§ What the task requires
Filter the data for lines with the word "日本人在中国" and copy those lines.

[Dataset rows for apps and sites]
-------

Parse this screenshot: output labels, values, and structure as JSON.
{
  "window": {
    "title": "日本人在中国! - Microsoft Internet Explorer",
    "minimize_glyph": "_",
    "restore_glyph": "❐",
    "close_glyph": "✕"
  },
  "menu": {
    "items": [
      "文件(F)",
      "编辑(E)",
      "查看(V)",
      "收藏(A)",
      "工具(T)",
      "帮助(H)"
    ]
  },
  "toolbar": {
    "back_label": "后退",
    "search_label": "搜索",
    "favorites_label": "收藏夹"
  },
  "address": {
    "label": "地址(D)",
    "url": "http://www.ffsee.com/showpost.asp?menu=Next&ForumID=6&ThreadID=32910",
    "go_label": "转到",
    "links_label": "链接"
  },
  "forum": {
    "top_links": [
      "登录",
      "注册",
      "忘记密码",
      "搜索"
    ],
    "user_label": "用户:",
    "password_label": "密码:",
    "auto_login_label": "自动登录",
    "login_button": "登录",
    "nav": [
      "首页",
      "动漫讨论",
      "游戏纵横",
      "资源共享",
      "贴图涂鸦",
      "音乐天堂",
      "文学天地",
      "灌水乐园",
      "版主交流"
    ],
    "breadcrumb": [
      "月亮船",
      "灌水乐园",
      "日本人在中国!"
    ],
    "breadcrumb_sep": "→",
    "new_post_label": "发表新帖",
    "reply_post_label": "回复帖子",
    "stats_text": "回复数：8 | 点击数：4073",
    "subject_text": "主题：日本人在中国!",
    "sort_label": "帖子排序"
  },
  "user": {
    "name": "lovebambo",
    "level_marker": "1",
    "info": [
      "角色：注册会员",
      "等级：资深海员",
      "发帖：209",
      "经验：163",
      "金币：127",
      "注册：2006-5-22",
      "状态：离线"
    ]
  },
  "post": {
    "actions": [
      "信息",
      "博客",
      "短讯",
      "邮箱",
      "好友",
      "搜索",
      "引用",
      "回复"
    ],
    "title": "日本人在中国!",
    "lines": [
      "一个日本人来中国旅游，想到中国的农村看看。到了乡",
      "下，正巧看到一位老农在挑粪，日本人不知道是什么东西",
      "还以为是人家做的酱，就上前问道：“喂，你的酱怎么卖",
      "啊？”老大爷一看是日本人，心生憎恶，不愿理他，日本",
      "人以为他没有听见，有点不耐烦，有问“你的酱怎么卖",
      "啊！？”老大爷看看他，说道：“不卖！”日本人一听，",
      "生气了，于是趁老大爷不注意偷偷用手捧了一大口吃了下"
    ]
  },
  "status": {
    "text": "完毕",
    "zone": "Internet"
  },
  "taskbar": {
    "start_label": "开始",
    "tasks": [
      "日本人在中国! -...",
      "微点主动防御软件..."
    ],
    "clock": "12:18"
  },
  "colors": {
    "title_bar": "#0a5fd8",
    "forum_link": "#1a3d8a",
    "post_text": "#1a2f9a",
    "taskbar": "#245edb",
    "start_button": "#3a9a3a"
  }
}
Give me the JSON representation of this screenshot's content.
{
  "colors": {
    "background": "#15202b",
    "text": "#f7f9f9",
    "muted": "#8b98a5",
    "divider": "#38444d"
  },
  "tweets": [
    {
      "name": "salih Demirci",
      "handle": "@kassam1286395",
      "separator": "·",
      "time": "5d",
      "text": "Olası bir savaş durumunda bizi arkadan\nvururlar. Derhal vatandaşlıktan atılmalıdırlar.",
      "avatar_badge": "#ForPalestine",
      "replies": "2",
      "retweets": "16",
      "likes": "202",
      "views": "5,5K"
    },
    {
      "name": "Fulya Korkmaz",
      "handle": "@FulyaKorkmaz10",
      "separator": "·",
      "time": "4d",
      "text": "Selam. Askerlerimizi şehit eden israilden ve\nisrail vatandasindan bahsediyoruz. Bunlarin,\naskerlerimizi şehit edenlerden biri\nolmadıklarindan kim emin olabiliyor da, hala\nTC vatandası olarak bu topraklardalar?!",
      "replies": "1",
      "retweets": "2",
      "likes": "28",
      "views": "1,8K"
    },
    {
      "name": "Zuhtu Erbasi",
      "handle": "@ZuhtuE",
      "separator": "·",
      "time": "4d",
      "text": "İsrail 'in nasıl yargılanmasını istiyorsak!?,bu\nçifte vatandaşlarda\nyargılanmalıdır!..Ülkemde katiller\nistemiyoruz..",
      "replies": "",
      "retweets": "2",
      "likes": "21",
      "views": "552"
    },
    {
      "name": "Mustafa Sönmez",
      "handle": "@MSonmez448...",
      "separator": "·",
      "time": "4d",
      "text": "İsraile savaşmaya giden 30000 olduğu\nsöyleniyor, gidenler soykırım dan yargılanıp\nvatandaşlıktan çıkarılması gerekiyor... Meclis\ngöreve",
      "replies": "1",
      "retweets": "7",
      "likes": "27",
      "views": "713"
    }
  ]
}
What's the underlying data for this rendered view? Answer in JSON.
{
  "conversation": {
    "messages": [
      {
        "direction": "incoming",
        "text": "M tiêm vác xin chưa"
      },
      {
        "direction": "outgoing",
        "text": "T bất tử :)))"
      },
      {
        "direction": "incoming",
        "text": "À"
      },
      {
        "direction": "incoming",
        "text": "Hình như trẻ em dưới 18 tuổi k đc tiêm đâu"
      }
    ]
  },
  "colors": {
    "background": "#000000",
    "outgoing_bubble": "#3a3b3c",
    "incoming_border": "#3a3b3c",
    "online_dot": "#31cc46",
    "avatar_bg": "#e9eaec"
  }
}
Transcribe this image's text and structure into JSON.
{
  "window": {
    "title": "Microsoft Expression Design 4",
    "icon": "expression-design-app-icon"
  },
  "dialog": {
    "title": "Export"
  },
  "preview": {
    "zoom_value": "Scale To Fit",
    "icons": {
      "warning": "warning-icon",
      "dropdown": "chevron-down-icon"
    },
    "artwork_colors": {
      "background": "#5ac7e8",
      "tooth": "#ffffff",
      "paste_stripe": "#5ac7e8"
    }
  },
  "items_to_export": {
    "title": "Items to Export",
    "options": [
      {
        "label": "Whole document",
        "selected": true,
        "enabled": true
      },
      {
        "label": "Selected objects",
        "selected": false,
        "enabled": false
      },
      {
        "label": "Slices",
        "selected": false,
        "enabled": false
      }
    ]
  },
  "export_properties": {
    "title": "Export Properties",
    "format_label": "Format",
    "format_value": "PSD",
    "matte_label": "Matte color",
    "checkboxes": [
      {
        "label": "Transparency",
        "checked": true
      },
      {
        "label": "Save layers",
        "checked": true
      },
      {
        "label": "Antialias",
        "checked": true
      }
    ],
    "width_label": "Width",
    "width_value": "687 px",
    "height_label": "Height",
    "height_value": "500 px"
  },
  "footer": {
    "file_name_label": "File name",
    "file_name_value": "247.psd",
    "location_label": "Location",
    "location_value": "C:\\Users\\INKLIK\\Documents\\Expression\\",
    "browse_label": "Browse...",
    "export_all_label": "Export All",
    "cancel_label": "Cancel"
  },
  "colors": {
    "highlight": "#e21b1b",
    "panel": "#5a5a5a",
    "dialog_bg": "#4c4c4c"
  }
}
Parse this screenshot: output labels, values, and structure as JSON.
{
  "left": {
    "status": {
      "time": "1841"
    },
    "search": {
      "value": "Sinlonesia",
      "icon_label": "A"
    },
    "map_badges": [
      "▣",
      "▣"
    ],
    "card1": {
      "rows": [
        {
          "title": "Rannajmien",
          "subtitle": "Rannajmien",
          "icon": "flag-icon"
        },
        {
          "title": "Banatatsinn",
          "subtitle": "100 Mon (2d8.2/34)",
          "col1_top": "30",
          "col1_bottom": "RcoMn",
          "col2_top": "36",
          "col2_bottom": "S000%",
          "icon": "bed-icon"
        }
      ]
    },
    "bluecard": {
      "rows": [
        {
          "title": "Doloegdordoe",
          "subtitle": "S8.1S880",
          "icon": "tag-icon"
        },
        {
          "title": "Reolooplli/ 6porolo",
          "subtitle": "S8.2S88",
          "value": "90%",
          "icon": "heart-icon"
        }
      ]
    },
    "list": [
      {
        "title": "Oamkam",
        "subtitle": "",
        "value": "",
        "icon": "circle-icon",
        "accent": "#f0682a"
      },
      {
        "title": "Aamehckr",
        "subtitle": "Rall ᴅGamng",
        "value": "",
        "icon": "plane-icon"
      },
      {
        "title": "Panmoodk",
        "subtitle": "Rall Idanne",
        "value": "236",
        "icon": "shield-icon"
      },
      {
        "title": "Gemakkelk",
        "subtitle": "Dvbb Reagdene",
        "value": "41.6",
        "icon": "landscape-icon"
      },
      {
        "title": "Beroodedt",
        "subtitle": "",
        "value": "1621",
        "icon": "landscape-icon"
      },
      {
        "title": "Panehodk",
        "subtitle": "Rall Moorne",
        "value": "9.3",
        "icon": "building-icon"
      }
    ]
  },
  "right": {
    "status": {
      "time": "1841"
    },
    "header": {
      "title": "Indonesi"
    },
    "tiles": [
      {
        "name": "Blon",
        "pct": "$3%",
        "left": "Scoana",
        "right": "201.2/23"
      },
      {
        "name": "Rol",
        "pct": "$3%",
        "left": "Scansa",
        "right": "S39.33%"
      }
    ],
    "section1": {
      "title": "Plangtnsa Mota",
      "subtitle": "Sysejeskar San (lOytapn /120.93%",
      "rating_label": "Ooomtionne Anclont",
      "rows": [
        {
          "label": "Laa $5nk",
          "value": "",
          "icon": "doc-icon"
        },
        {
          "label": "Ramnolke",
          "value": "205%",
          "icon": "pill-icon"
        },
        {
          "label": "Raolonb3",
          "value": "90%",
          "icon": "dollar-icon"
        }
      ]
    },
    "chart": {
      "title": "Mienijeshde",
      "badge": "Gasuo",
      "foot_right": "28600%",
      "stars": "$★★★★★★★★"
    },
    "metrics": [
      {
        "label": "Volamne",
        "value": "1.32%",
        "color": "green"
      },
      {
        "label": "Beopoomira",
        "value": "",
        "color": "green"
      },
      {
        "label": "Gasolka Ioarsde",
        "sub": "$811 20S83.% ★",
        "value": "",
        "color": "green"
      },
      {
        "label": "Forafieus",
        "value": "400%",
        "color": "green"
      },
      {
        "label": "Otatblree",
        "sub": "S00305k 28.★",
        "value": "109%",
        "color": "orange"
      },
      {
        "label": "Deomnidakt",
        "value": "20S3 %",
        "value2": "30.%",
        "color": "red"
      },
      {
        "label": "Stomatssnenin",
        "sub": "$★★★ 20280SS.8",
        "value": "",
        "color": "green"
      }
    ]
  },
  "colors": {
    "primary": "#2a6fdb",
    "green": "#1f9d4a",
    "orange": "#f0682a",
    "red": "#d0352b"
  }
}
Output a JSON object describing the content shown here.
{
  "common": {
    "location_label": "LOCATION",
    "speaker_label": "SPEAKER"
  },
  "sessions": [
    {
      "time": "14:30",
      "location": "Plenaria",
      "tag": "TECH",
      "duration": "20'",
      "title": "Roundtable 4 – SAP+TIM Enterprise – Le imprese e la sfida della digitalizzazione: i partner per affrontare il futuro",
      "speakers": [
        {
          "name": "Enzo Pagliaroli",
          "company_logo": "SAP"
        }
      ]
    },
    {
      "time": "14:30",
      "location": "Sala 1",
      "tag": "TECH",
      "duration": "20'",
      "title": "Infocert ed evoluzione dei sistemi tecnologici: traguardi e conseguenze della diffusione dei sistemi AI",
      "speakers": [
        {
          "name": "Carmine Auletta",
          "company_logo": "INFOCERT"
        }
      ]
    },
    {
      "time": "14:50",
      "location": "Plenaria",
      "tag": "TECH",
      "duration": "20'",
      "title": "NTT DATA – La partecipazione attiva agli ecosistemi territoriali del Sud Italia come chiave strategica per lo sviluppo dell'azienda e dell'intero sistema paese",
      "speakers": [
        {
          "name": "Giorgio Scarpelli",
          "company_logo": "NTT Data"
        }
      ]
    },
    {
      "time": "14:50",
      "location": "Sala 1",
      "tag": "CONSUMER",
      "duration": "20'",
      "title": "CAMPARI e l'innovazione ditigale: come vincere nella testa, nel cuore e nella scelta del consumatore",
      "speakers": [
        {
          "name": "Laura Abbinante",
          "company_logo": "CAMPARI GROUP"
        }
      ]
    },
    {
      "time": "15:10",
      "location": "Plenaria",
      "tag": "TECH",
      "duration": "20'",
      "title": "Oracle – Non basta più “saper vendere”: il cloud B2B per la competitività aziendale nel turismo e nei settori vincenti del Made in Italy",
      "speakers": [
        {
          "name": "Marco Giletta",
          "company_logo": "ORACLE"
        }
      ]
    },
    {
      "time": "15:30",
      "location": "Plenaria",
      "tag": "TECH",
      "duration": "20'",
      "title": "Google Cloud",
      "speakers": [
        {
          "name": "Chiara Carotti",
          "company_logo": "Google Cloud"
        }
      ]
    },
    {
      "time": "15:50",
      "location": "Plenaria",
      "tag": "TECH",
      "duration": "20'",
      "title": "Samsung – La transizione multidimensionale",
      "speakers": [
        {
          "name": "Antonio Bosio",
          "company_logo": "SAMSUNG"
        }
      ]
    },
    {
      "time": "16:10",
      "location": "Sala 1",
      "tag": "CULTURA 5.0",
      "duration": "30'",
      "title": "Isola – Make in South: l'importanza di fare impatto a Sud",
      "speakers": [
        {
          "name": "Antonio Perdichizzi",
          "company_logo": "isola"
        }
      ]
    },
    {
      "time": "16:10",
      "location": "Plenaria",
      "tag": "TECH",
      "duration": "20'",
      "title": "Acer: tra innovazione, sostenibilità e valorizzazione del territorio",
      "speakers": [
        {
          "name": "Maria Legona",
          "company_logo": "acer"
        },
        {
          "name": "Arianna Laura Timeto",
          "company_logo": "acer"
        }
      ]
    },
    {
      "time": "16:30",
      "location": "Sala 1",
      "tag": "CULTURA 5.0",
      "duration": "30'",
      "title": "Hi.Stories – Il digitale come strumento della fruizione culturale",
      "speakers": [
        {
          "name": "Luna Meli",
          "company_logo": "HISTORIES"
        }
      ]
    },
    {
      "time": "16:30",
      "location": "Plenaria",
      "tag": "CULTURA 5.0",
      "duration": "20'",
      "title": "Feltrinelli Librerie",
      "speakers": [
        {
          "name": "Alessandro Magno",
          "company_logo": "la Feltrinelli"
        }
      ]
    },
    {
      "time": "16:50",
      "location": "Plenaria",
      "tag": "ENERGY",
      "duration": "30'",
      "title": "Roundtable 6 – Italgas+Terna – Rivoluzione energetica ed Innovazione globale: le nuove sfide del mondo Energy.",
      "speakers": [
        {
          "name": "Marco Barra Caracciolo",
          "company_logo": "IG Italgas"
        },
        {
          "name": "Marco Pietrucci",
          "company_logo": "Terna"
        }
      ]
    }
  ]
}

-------

§ Answer to this exercise
    "title": "日本人在中国! - Microsoft Internet Explorer",
      "日本人在中国!"
    "subject_text": "主题：日本人在中国!",
    "title": "日本人在中国!",
      "日本人在中国! -...",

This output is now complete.